Not everyone serving on the boats did. “The motto back then was, 'you have to go out, but you don't have to come back,'” Vergeer said.
Although crews are now limited to eight hours at sea, Vergeer remembers running for as many as 36 hours straight on one run. “You get into a mindset that is totally different,” he said. “It all becomes automatic.”
During the summer, crews worked seven days a week on the boat or on call, averaging 260 calls per year split among 22 men.
The boat was part of the fleet working out of the bay, the last one in service as a rescue boat anywhere. It was operated with a crew of three, he said: the coxswain, an engine man and a seaman, all working within inches of each other.
“I drove the 36 a few times, but I typically drove a 44-foot,” he said. They were built to different design, the 44-foot being larger and powered by two engines.
The longer boat was affected less by rough seas, and didn't rock as much. “The 36-foot was a banana in the water. It's not as pleasant a ride as other boats.”
He first saw Cather's restored 36-foot boat when it was at The Dalles Marina two years ago. “I was getting on the freeway, and I saw about three feet of the bow.” Like Cathers, Vergeer recognized the distinctive brass nose. “I knew exactly what it was,” he said. He backed out of the onramp, and went to talk to the boat's owner.
Cathers hosted a number of former crews of the 36-foot boat through his summer trip. “This boat, it's a part of our history,” he said.
He noted the boat, which shows a bit of wear and tear, was ready for a rest. “It’s normal wear and tear when you are living and working on a boat,” he said.
Cathers said that after four months on the boat he was feeling a bit worn as well. “This boat was built for 20-year-olds. It can handle any conditions, they ride well in heavy weather, and with the weight in the stern are very stable. But I'm 75 years old, and it rolls a lot. It's hard on you physically.”

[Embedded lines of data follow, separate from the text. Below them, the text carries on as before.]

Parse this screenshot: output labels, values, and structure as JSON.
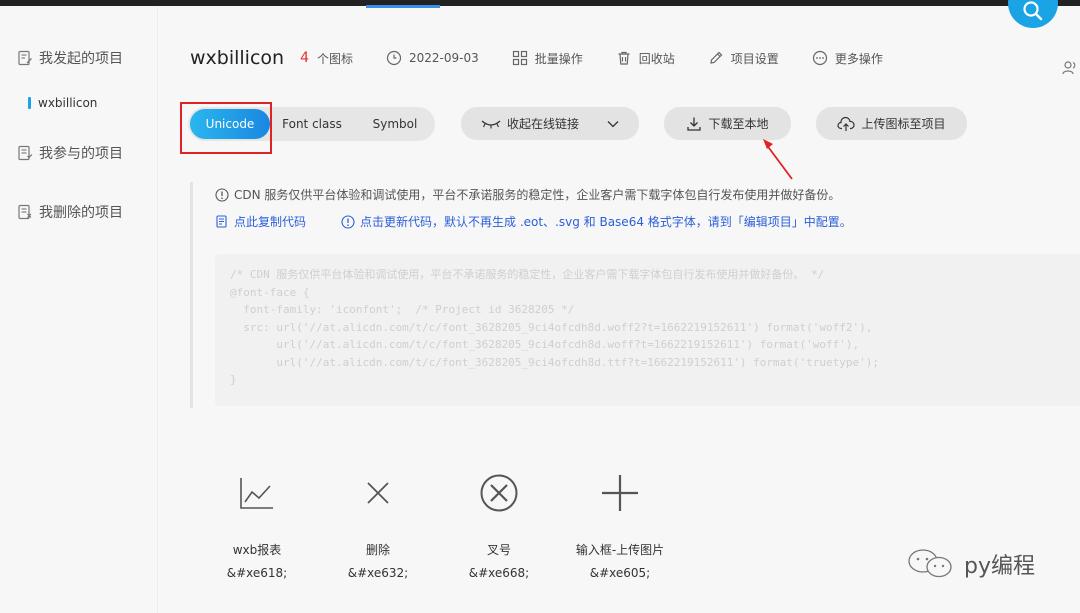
{
  "sidebar": {
    "my_projects": "我发起的项目",
    "current_project": "wxbillicon",
    "joined_projects": "我参与的项目",
    "deleted_projects": "我删除的项目"
  },
  "header": {
    "project_name": "wxbillicon",
    "icon_count": "4",
    "icon_count_label": "个图标",
    "date": "2022-09-03",
    "batch_ops": "批量操作",
    "recycle_bin": "回收站",
    "project_settings": "项目设置",
    "more_ops": "更多操作"
  },
  "tabs": {
    "unicode": "Unicode",
    "font_class": "Font class",
    "symbol": "Symbol",
    "active": "Unicode"
  },
  "actions": {
    "collapse_link": "收起在线链接",
    "download_local": "下载至本地",
    "upload_icons": "上传图标至项目"
  },
  "notices": {
    "cdn_notice": "CDN 服务仅供平台体验和调试使用，平台不承诺服务的稳定性，企业客户需下载字体包自行发布使用并做好备份。",
    "copy_code": "点此复制代码",
    "update_code": "点击更新代码，默认不再生成 .eot、.svg 和 Base64 格式字体，请到「编辑项目」中配置。"
  },
  "code": {
    "line1": "/* CDN 服务仅供平台体验和调试使用，平台不承诺服务的稳定性，企业客户需下载字体包自行发布使用并做好备份。 */",
    "line2": "@font-face {",
    "line3": "  font-family: 'iconfont';  /* Project id 3628205 */",
    "line4": "  src: url('//at.alicdn.com/t/c/font_3628205_9ci4ofcdh8d.woff2?t=1662219152611') format('woff2'),",
    "line5": "       url('//at.alicdn.com/t/c/font_3628205_9ci4ofcdh8d.woff?t=1662219152611') format('woff'),",
    "line6": "       url('//at.alicdn.com/t/c/font_3628205_9ci4ofcdh8d.ttf?t=1662219152611') format('truetype');",
    "line7": "}"
  },
  "icons": [
    {
      "name": "wxb报表",
      "code": "&#xe618;",
      "icon": "chart-icon"
    },
    {
      "name": "删除",
      "code": "&#xe632;",
      "icon": "close-icon"
    },
    {
      "name": "叉号",
      "code": "&#xe668;",
      "icon": "circle-close-icon"
    },
    {
      "name": "输入框-上传图片",
      "code": "&#xe605;",
      "icon": "plus-icon"
    }
  ],
  "watermark": "py编程",
  "colors": {
    "accent": "#1aa4e6",
    "count_red": "#e0332e",
    "link_blue": "#2b5fd9",
    "highlight_red": "#e02222"
  }
}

Now that he is home, he can touch up the worn patches of paint and make sure the 36391, one of only two of its kind still operational, will ready for its next adventure.